Report, word for word, every line of the material that contains "number".
-=-=-
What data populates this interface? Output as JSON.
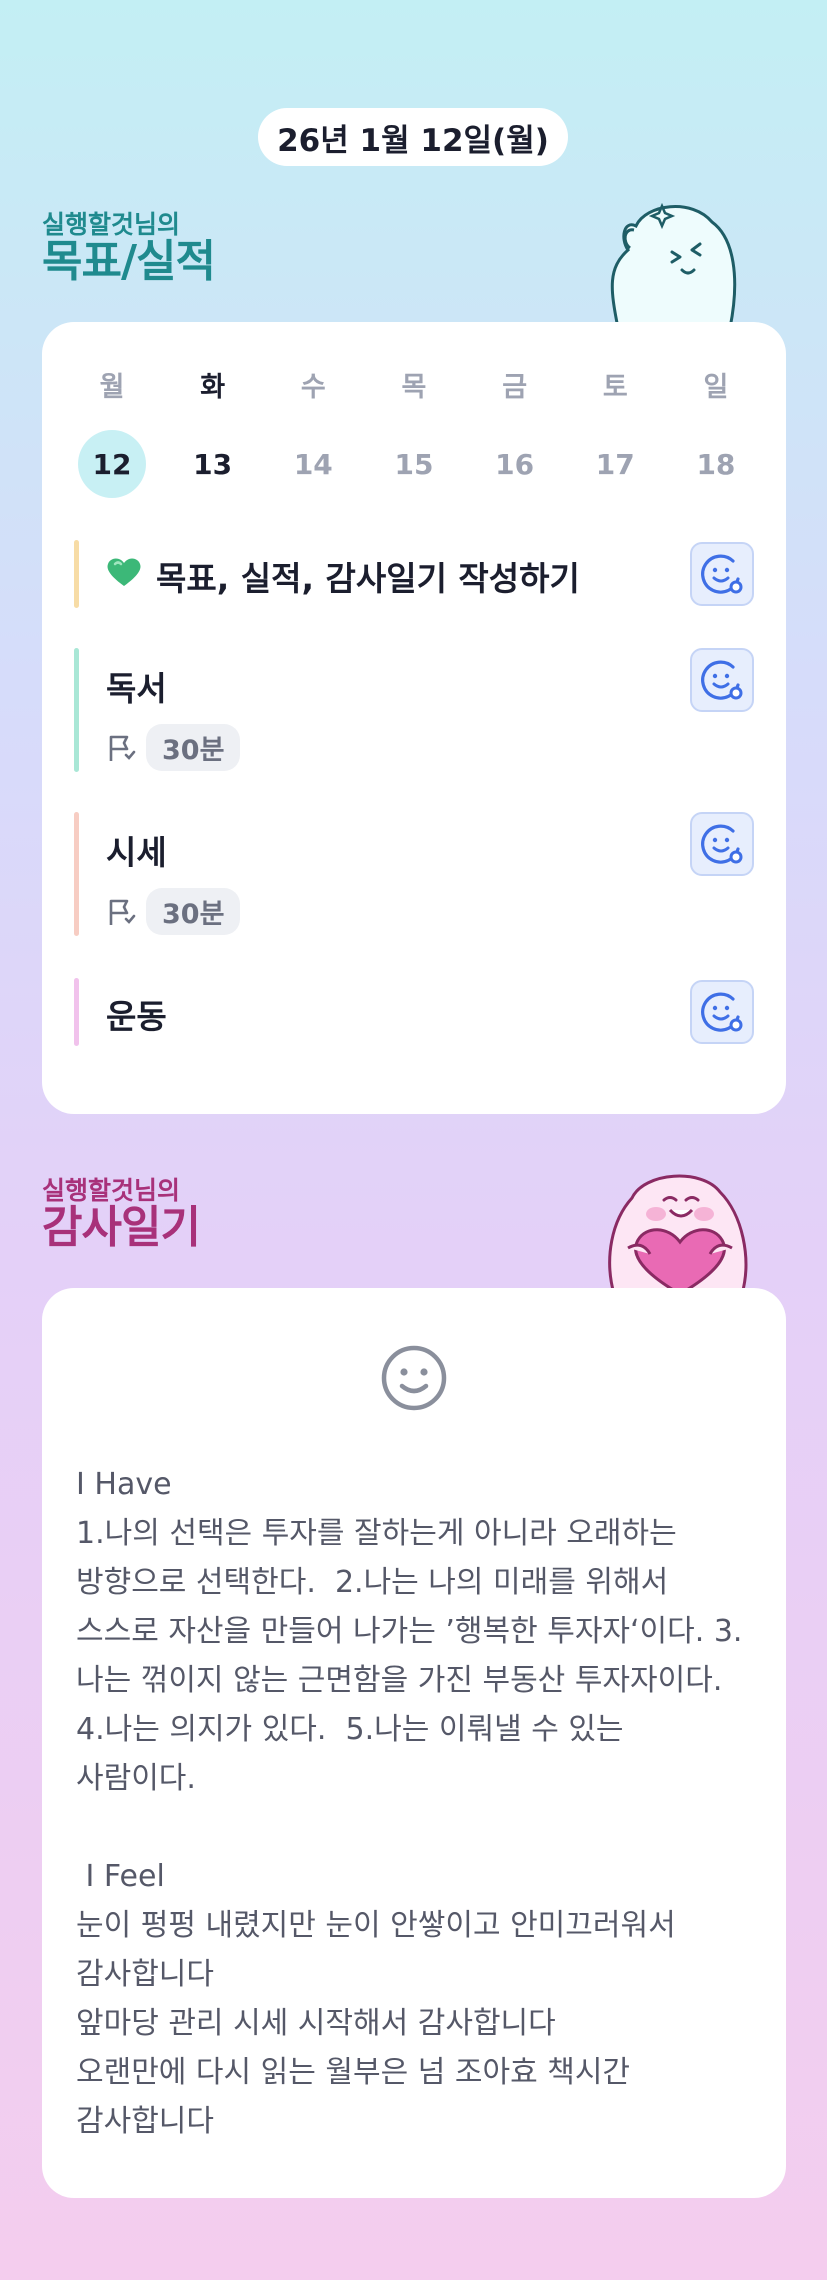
{
  "header": {
    "date": "26년 1월 12일(월)"
  },
  "goals": {
    "label_sub": "실행할것님의",
    "label_main": "목표/실적",
    "week": {
      "days": [
        "월",
        "화",
        "수",
        "목",
        "금",
        "토",
        "일"
      ],
      "dates": [
        "12",
        "13",
        "14",
        "15",
        "16",
        "17",
        "18"
      ],
      "selected_index": 0,
      "active_index": 1
    },
    "tasks": [
      {
        "title": "목표, 실적, 감사일기 작성하기",
        "icon": "green-heart-icon",
        "bar_color": "#f7dca6"
      },
      {
        "title": "독서",
        "duration": "30분",
        "bar_color": "#a9e7d6"
      },
      {
        "title": "시세",
        "duration": "30분",
        "bar_color": "#f7cdc3"
      },
      {
        "title": "운동",
        "bar_color": "#f1c2ec"
      }
    ]
  },
  "diary": {
    "label_sub": "실행할것님의",
    "label_main": "감사일기",
    "text": "I Have\n1.나의 선택은 투자를 잘하는게 아니라 오래하는 방향으로 선택한다.  2.나는 나의 미래를 위해서 스스로 자산을 만들어 나가는 ’행복한 투자자‘이다. 3.나는 꺾이지 않는 근면함을 가진 부동산 투자자이다. 4.나는 의지가 있다.  5.나는 이뤄낼 수 있는 사람이다.\n\n I Feel\n눈이 펑펑 내렸지만 눈이 안쌓이고 안미끄러워서 감사합니다\n앞마당 관리 시세 시작해서 감사합니다\n오랜만에 다시 읽는 월부은 넘 조아효 책시간 감사합니다"
  },
  "colors": {
    "goals_accent": "#1f8a8e",
    "diary_accent": "#a8317a",
    "today_bg": "#c8f0f4",
    "reaction_icon": "#3f6fe6"
  }
}
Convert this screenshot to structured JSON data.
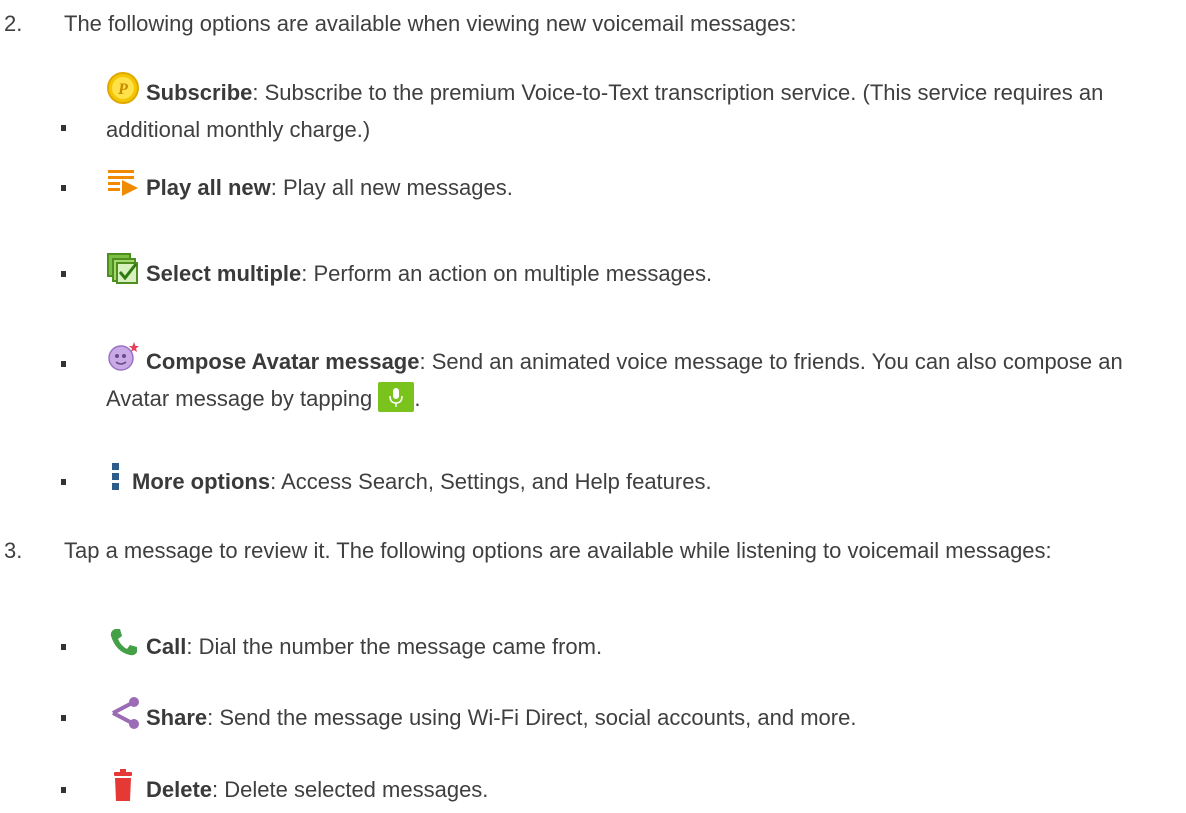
{
  "steps": [
    {
      "number": "2.",
      "text": "The following options are available when viewing new voicemail messages:"
    },
    {
      "number": "3.",
      "text": "Tap a message to review it. The following options are available while listening to voicemail messages:"
    }
  ],
  "step2_options": [
    {
      "icon": "subscribe-icon",
      "label": "Subscribe",
      "desc": ": Subscribe to the premium Voice-to-Text transcription service. (This service requires an additional monthly charge.)"
    },
    {
      "icon": "play-all-new-icon",
      "label": "Play all new",
      "desc": ": Play all new messages."
    },
    {
      "icon": "select-multiple-icon",
      "label": "Select multiple",
      "desc": ": Perform an action on multiple messages."
    },
    {
      "icon": "compose-avatar-icon",
      "label": "Compose Avatar message",
      "desc": ": Send an animated voice message to friends. You can also compose an Avatar message by tapping ",
      "trailing_icon": "mic-button-icon",
      "trailing_text": "."
    },
    {
      "icon": "more-options-icon",
      "label": "More options",
      "desc": ": Access Search, Settings, and Help features."
    }
  ],
  "step3_options": [
    {
      "icon": "call-icon",
      "label": "Call",
      "desc": ": Dial the number the message came from."
    },
    {
      "icon": "share-icon",
      "label": "Share",
      "desc": ": Send the message using Wi-Fi Direct, social accounts, and more."
    },
    {
      "icon": "delete-icon",
      "label": "Delete",
      "desc": ": Delete selected messages."
    }
  ],
  "colors": {
    "text": "#3f3f3f",
    "mic_green": "#7ac21c",
    "call_green": "#43a047",
    "share_purple": "#9b6bb5",
    "delete_red": "#e53935"
  }
}
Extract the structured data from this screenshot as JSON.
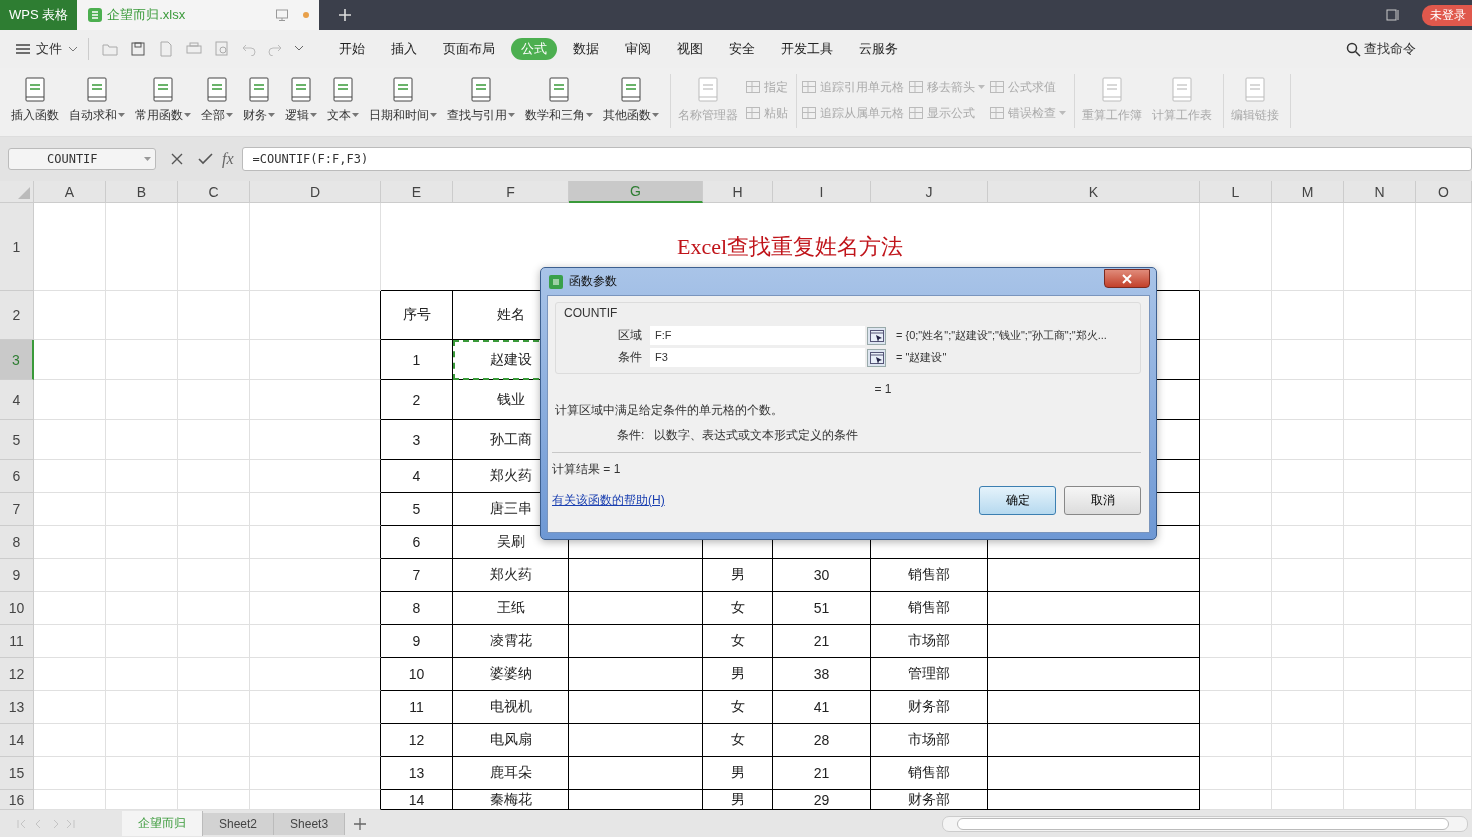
{
  "title_bar": {
    "app_tab": "WPS 表格",
    "doc_tab": {
      "name": "企望而归.xlsx",
      "unsaved": true
    },
    "login_badge": "未登录"
  },
  "menu": {
    "file": "文件",
    "tabs": [
      {
        "label": "开始",
        "selected": false
      },
      {
        "label": "插入",
        "selected": false
      },
      {
        "label": "页面布局",
        "selected": false
      },
      {
        "label": "公式",
        "selected": true
      },
      {
        "label": "数据",
        "selected": false
      },
      {
        "label": "审阅",
        "selected": false
      },
      {
        "label": "视图",
        "selected": false
      },
      {
        "label": "安全",
        "selected": false
      },
      {
        "label": "开发工具",
        "selected": false
      },
      {
        "label": "云服务",
        "selected": false
      }
    ],
    "search": "查找命令"
  },
  "ribbon": {
    "groups": [
      {
        "items": [
          {
            "kind": "large",
            "label": "插入函数",
            "dropdown": false,
            "disabled": false
          },
          {
            "kind": "large",
            "label": "自动求和",
            "dropdown": true,
            "disabled": false
          },
          {
            "kind": "large",
            "label": "常用函数",
            "dropdown": true,
            "disabled": false
          },
          {
            "kind": "large",
            "label": "全部",
            "dropdown": true,
            "disabled": false
          },
          {
            "kind": "large",
            "label": "财务",
            "dropdown": true,
            "disabled": false
          },
          {
            "kind": "large",
            "label": "逻辑",
            "dropdown": true,
            "disabled": false
          },
          {
            "kind": "large",
            "label": "文本",
            "dropdown": true,
            "disabled": false
          },
          {
            "kind": "large",
            "label": "日期和时间",
            "dropdown": true,
            "disabled": false
          },
          {
            "kind": "large",
            "label": "查找与引用",
            "dropdown": true,
            "disabled": false
          },
          {
            "kind": "large",
            "label": "数学和三角",
            "dropdown": true,
            "disabled": false
          },
          {
            "kind": "large",
            "label": "其他函数",
            "dropdown": true,
            "disabled": false
          }
        ]
      },
      {
        "items": [
          {
            "kind": "large",
            "label": "名称管理器",
            "dropdown": false,
            "disabled": true
          },
          {
            "kind": "small",
            "label": "指定",
            "dropdown": false,
            "disabled": true
          },
          {
            "kind": "small",
            "label": "粘贴",
            "dropdown": false,
            "disabled": true
          }
        ]
      },
      {
        "items": [
          {
            "kind": "small",
            "label": "追踪引用单元格",
            "dropdown": false,
            "disabled": true
          },
          {
            "kind": "small",
            "label": "追踪从属单元格",
            "dropdown": false,
            "disabled": true
          },
          {
            "kind": "small",
            "label": "移去箭头",
            "dropdown": true,
            "disabled": true
          },
          {
            "kind": "small",
            "label": "显示公式",
            "dropdown": false,
            "disabled": true
          },
          {
            "kind": "small",
            "label": "公式求值",
            "dropdown": false,
            "disabled": true
          },
          {
            "kind": "small",
            "label": "错误检查",
            "dropdown": true,
            "disabled": true
          }
        ]
      },
      {
        "items": [
          {
            "kind": "large",
            "label": "重算工作簿",
            "dropdown": false,
            "disabled": true
          },
          {
            "kind": "large",
            "label": "计算工作表",
            "dropdown": false,
            "disabled": true
          }
        ]
      },
      {
        "items": [
          {
            "kind": "large",
            "label": "编辑链接",
            "dropdown": false,
            "disabled": true
          }
        ]
      }
    ]
  },
  "formula_bar": {
    "name_box": "COUNTIF",
    "fx_label": "fx",
    "formula": "=COUNTIF(F:F,F3)"
  },
  "sheet": {
    "columns": [
      {
        "label": "A",
        "selected": false
      },
      {
        "label": "B",
        "selected": false
      },
      {
        "label": "C",
        "selected": false
      },
      {
        "label": "D",
        "selected": false
      },
      {
        "label": "E",
        "selected": false
      },
      {
        "label": "F",
        "selected": false
      },
      {
        "label": "G",
        "selected": true
      },
      {
        "label": "H",
        "selected": false
      },
      {
        "label": "I",
        "selected": false
      },
      {
        "label": "J",
        "selected": false
      },
      {
        "label": "K",
        "selected": false
      },
      {
        "label": "L",
        "selected": false
      },
      {
        "label": "M",
        "selected": false
      },
      {
        "label": "N",
        "selected": false
      },
      {
        "label": "O",
        "selected": false
      }
    ],
    "rows": [
      {
        "label": "1",
        "selected": false
      },
      {
        "label": "2",
        "selected": false
      },
      {
        "label": "3",
        "selected": true
      },
      {
        "label": "4",
        "selected": false
      },
      {
        "label": "5",
        "selected": false
      },
      {
        "label": "6",
        "selected": false
      },
      {
        "label": "7",
        "selected": false
      },
      {
        "label": "8",
        "selected": false
      },
      {
        "label": "9",
        "selected": false
      },
      {
        "label": "10",
        "selected": false
      },
      {
        "label": "11",
        "selected": false
      },
      {
        "label": "12",
        "selected": false
      },
      {
        "label": "13",
        "selected": false
      },
      {
        "label": "14",
        "selected": false
      },
      {
        "label": "15",
        "selected": false
      },
      {
        "label": "16",
        "selected": false
      }
    ],
    "title": "Excel查找重复姓名方法",
    "table": {
      "header": [
        "序号",
        "姓名"
      ],
      "records": [
        {
          "seq": "1",
          "name": "赵建设",
          "copy_marked": true
        },
        {
          "seq": "2",
          "name": "钱业",
          "copy_marked": false
        },
        {
          "seq": "3",
          "name": "孙工商",
          "copy_marked": false
        },
        {
          "seq": "4",
          "name": "郑火药",
          "copy_marked": false
        },
        {
          "seq": "5",
          "name": "唐三串",
          "copy_marked": false
        },
        {
          "seq": "6",
          "name": "吴刷",
          "copy_marked": false
        },
        {
          "seq": "7",
          "name": "郑火药",
          "gender": "男",
          "age": "30",
          "dept": "销售部",
          "copy_marked": false
        },
        {
          "seq": "8",
          "name": "王纸",
          "gender": "女",
          "age": "51",
          "dept": "销售部",
          "copy_marked": false
        },
        {
          "seq": "9",
          "name": "凌霄花",
          "gender": "女",
          "age": "21",
          "dept": "市场部",
          "copy_marked": false
        },
        {
          "seq": "10",
          "name": "婆婆纳",
          "gender": "男",
          "age": "38",
          "dept": "管理部",
          "copy_marked": false
        },
        {
          "seq": "11",
          "name": "电视机",
          "gender": "女",
          "age": "41",
          "dept": "财务部",
          "copy_marked": false
        },
        {
          "seq": "12",
          "name": "电风扇",
          "gender": "女",
          "age": "28",
          "dept": "市场部",
          "copy_marked": false
        },
        {
          "seq": "13",
          "name": "鹿耳朵",
          "gender": "男",
          "age": "21",
          "dept": "销售部",
          "copy_marked": false
        },
        {
          "seq": "14",
          "name": "秦梅花",
          "gender": "男",
          "age": "29",
          "dept": "财务部",
          "copy_marked": false
        }
      ]
    }
  },
  "sheet_tabs": [
    {
      "label": "企望而归",
      "selected": true
    },
    {
      "label": "Sheet2",
      "selected": false
    },
    {
      "label": "Sheet3",
      "selected": false
    }
  ],
  "dialog": {
    "title": "函数参数",
    "function": "COUNTIF",
    "arguments": [
      {
        "label": "区域",
        "value": "F:F",
        "result": "= {0;\"姓名\";\"赵建设\";\"钱业\";\"孙工商\";\"郑火..."
      },
      {
        "label": "条件",
        "value": "F3",
        "result": "= \"赵建设\""
      }
    ],
    "formula_result": "= 1",
    "description": "计算区域中满足给定条件的单元格的个数。",
    "arg_help_label": "条件:",
    "arg_help": "以数字、表达式或文本形式定义的条件",
    "result_line": "计算结果 = 1",
    "help_link": "有关该函数的帮助(H)",
    "buttons": [
      {
        "label": "确定",
        "default": true
      },
      {
        "label": "取消",
        "default": false
      }
    ]
  }
}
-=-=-
- **TASK ANSWER**
      "number": "2.",
      "number": "3.",
      "desc": ": Dial the number the message came from."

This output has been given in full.